- **Work required**: The entries below should be written out again exactly as they stand.

>>>>>

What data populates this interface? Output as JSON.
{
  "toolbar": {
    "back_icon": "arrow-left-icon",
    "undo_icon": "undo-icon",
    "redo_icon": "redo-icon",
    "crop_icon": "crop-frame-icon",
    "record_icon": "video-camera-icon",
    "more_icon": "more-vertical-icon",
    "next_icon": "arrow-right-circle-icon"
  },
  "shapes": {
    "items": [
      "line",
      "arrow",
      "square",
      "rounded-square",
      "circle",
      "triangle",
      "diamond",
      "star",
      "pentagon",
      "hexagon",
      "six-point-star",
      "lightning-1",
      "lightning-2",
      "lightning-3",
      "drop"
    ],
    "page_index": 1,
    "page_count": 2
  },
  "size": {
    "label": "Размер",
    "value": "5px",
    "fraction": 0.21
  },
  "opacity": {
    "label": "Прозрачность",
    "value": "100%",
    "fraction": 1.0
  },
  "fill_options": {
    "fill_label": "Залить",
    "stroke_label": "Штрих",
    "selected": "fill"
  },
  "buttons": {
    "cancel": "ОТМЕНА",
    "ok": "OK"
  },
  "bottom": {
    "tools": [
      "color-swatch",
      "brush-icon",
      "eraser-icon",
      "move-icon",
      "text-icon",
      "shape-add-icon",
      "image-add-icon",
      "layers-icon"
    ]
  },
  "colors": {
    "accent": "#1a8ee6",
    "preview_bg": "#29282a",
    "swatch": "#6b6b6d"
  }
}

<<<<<

- **Written reply**:
What data populates this interface? Output as JSON.
{
  "toolbar": {
    "back_icon": "arrow-left-icon",
    "undo_icon": "undo-icon",
    "redo_icon": "redo-icon",
    "crop_icon": "crop-frame-icon",
    "record_icon": "video-camera-icon",
    "more_icon": "more-vertical-icon",
    "next_icon": "arrow-right-circle-icon"
  },
  "shapes": {
    "items": [
      "line",
      "arrow",
      "square",
      "rounded-square",
      "circle",
      "triangle",
      "diamond",
      "star",
      "pentagon",
      "hexagon",
      "six-point-star",
      "lightning-1",
      "lightning-2",
      "lightning-3",
      "drop"
    ],
    "page_index": 1,
    "page_count": 2
  },
  "size": {
    "label": "Размер",
    "value": "5px",
    "fraction": 0.21
  },
  "opacity": {
    "label": "Прозрачность",
    "value": "100%",
    "fraction": 1.0
  },
  "fill_options": {
    "fill_label": "Залить",
    "stroke_label": "Штрих",
    "selected": "fill"
  },
  "buttons": {
    "cancel": "ОТМЕНА",
    "ok": "OK"
  },
  "bottom": {
    "tools": [
      "color-swatch",
      "brush-icon",
      "eraser-icon",
      "move-icon",
      "text-icon",
      "shape-add-icon",
      "image-add-icon",
      "layers-icon"
    ]
  },
  "colors": {
    "accent": "#1a8ee6",
    "preview_bg": "#29282a",
    "swatch": "#6b6b6d"
  }
}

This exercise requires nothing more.